Then evaluate the potential problem by asking the right questions: Am I paddling strong enough to manufacture enough speed to get to the gliding stage? Is my board angle down the wave? Do I arch my back or are there strength or mobility problems (that is, I look bunched up)? Do I have any timing problems? Is my core strong or weak? Do I have a smooth transition? Are my hands simultaneously position beneath my chest? Are my arms strong enough to press my body high so there’s enough room for my front leg to swing through? Do my feet hit the deck at the same time or do I step through one foot at the time, and how balanced am I when that happens? Do I have pain, past injuries or operations, like shoulder, hip, knee, or ankle weakness that impedes the flow of my pop-up?
Once this has been evaluated, it will take time and diligence to train (or re-train) the muscles. Practice it in slow motion until the muscles memorise the right technique, before speeding up the process. We are creating pathways from our brain to our body-memorising that movement until it’s automatic.
Practising pop-ups on land (in a gym setting or at home) is where most people begin or need to return to after injury. Then, practice pop-ups on a foamie in small surf conditions to drill that muscle and body movement in a real-life scenario with less chance of injury, then on a decent-sized wave.
Yoga poses can help strengthen muscles, extend joint range, and helped develop some muscle memory. But doing yoga, or lifting weights, will not be enough by itself. Getting expert advice on the right training is important.
The more mobility, space, freedom, and power, means the better we move. For example, a tight ankle and hip can make it difficult for the front foot to move forward quickly into the right position.
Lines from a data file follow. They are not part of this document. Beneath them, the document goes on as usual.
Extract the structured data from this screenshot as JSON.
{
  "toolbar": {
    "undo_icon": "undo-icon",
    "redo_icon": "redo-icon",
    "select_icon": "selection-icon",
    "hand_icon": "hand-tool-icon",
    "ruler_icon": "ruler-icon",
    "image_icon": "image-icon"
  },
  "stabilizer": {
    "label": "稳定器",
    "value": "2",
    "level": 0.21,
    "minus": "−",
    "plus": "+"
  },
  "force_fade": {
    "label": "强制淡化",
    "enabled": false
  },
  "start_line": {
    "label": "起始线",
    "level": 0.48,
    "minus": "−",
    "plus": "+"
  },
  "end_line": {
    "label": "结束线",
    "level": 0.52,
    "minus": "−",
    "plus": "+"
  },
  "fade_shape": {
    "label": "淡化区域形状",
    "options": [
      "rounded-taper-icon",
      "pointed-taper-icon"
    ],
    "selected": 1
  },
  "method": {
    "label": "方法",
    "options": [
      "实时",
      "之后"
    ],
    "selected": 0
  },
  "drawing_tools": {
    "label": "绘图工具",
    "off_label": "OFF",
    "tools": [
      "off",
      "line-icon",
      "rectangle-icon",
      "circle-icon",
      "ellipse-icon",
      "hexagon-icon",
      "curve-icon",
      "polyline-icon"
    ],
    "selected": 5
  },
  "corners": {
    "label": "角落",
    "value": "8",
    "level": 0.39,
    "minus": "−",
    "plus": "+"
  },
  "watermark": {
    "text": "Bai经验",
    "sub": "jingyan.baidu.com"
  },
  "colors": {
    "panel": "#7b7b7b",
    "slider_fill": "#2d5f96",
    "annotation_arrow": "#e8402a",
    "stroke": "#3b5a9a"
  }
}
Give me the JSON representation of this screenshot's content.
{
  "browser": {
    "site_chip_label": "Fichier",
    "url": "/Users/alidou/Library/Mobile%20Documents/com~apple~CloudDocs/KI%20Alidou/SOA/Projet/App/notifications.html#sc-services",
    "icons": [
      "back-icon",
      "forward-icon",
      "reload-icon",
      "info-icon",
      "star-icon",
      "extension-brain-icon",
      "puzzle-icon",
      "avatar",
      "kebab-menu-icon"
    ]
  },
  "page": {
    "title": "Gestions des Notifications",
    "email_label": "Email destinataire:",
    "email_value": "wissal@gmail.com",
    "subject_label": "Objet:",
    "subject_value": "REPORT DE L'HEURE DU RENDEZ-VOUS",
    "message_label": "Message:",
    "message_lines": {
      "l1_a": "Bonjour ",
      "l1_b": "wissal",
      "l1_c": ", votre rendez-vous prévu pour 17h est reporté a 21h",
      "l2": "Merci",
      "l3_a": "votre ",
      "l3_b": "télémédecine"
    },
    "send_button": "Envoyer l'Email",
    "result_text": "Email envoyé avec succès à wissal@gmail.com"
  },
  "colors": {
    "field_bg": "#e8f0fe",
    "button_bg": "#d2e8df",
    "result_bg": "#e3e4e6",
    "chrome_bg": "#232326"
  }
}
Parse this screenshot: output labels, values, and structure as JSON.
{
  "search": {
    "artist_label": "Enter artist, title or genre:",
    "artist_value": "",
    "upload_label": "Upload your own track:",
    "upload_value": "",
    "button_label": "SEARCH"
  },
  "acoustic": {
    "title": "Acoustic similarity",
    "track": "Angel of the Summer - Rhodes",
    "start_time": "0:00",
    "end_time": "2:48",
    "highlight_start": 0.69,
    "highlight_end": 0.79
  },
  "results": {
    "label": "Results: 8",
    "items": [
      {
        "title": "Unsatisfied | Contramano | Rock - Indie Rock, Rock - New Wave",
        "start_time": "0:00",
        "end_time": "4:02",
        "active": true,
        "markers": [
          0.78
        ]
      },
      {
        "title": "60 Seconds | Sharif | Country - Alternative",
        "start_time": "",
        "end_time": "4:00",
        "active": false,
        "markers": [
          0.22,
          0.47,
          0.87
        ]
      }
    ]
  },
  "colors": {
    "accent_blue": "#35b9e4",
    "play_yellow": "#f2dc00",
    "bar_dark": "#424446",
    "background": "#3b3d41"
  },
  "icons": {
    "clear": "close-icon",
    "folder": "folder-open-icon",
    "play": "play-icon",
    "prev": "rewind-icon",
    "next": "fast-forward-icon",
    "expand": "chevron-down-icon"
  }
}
The tightness of the thoracic and shoulder will restrict the arch of the spine, push pattern, trunk rotation and paddling pattern. All these restrictions can not only make us slow but increase the risk of injury. Specific exercises can activate the nervous system to strengthen the right muscles and ligaments to keep the body stable.
There are four main joints: ankle, knee, hip, and shoulder. They are all connected and have an affect on each other during the flow movement, which is called a kinetic chain. In order for the body to connect and work in harmony, it’s crucial to do core exercises.
A strong core enhances balance and stability as well as preventing injuries, such as, lower back pain and neck pain. When our core is weak, our bodies will compensate-creating dysfunctions like poor posture, poor balance, low endurance for standing, shortness of breath, and others. Core is needed so there’s flow in the synergy chain across the body between the lower and upper limbs.
Body strengthening and conditioning for take-offs isn’t just for beginners (or kookslammers). Surfing improves with small consistent steps-more flexibility will make a significant difference. Improving our pop-ups means one step closer to that flowing style. Blink, and we’ll miss it-that blurry miracle of gliding on water (or depending on your diligence: going heinie over head over heinie over head, ‘till we’re spewed on the beach and shuffling to the car). Here’s to new beginnings.
The Below Video is a great discussion with a good friend Brad Geralch regarding surfing, pop ups and surf movement.